Line by line, set down the records exactly as they appear below.

++++++++++

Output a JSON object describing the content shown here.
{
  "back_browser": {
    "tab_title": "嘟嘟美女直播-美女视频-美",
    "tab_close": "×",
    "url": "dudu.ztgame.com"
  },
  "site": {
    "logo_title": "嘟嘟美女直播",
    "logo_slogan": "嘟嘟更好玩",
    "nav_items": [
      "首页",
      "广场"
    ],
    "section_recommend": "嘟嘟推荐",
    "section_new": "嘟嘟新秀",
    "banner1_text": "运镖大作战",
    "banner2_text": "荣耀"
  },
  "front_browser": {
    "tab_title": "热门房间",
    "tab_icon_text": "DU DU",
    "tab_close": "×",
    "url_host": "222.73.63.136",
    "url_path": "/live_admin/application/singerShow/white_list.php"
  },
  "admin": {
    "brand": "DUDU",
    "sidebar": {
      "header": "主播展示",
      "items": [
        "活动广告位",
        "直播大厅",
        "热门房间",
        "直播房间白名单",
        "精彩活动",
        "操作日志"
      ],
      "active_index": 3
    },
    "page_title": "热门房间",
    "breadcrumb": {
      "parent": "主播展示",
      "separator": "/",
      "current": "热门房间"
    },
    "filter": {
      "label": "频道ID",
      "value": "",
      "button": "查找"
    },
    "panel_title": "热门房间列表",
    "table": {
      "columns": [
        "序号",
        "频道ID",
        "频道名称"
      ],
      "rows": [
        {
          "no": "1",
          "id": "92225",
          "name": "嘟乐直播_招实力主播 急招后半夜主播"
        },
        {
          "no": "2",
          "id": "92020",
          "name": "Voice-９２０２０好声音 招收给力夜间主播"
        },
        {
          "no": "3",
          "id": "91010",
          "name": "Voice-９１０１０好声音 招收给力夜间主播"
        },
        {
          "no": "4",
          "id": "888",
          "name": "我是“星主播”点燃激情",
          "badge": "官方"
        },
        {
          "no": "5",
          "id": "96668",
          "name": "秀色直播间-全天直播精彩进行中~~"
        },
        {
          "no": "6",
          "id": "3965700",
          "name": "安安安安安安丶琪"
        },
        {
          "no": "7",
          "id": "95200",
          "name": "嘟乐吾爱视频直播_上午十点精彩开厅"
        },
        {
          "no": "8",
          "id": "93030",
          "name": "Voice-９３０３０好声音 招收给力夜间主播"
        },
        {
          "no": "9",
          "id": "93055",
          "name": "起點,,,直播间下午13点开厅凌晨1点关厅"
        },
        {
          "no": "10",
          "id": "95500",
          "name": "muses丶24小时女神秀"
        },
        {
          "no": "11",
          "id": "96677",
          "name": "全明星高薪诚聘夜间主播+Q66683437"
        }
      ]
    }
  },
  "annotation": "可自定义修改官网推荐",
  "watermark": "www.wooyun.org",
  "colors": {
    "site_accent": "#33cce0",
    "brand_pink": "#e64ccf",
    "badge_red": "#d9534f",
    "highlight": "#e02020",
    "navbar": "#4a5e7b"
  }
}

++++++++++

Solution for this problem:
Output a JSON object describing the content shown here.
{
  "back_browser": {
    "tab_title": "嘟嘟美女直播-美女视频-美",
    "tab_close": "×",
    "url": "dudu.ztgame.com"
  },
  "site": {
    "logo_title": "嘟嘟美女直播",
    "logo_slogan": "嘟嘟更好玩",
    "nav_items": [
      "首页",
      "广场"
    ],
    "section_recommend": "嘟嘟推荐",
    "section_new": "嘟嘟新秀",
    "banner1_text": "运镖大作战",
    "banner2_text": "荣耀"
  },
  "front_browser": {
    "tab_title": "热门房间",
    "tab_icon_text": "DU DU",
    "tab_close": "×",
    "url_host": "222.73.63.136",
    "url_path": "/live_admin/application/singerShow/white_list.php"
  },
  "admin": {
    "brand": "DUDU",
    "sidebar": {
      "header": "主播展示",
      "items": [
        "活动广告位",
        "直播大厅",
        "热门房间",
        "直播房间白名单",
        "精彩活动",
        "操作日志"
      ],
      "active_index": 3
    },
    "page_title": "热门房间",
    "breadcrumb": {
      "parent": "主播展示",
      "separator": "/",
      "current": "热门房间"
    },
    "filter": {
      "label": "频道ID",
      "value": "",
      "button": "查找"
    },
    "panel_title": "热门房间列表",
    "table": {
      "columns": [
        "序号",
        "频道ID",
        "频道名称"
      ],
      "rows": [
        {
          "no": "1",
          "id": "92225",
          "name": "嘟乐直播_招实力主播 急招后半夜主播"
        },
        {
          "no": "2",
          "id": "92020",
          "name": "Voice-９２０２０好声音 招收给力夜间主播"
        },
        {
          "no": "3",
          "id": "91010",
          "name": "Voice-９１０１０好声音 招收给力夜间主播"
        },
        {
          "no": "4",
          "id": "888",
          "name": "我是“星主播”点燃激情",
          "badge": "官方"
        },
        {
          "no": "5",
          "id": "96668",
          "name": "秀色直播间-全天直播精彩进行中~~"
        },
        {
          "no": "6",
          "id": "3965700",
          "name": "安安安安安安丶琪"
        },
        {
          "no": "7",
          "id": "95200",
          "name": "嘟乐吾爱视频直播_上午十点精彩开厅"
        },
        {
          "no": "8",
          "id": "93030",
          "name": "Voice-９３０３０好声音 招收给力夜间主播"
        },
        {
          "no": "9",
          "id": "93055",
          "name": "起點,,,直播间下午13点开厅凌晨1点关厅"
        },
        {
          "no": "10",
          "id": "95500",
          "name": "muses丶24小时女神秀"
        },
        {
          "no": "11",
          "id": "96677",
          "name": "全明星高薪诚聘夜间主播+Q66683437"
        }
      ]
    }
  },
  "annotation": "可自定义修改官网推荐",
  "watermark": "www.wooyun.org",
  "colors": {
    "site_accent": "#33cce0",
    "brand_pink": "#e64ccf",
    "badge_red": "#d9534f",
    "highlight": "#e02020",
    "navbar": "#4a5e7b"
  }
}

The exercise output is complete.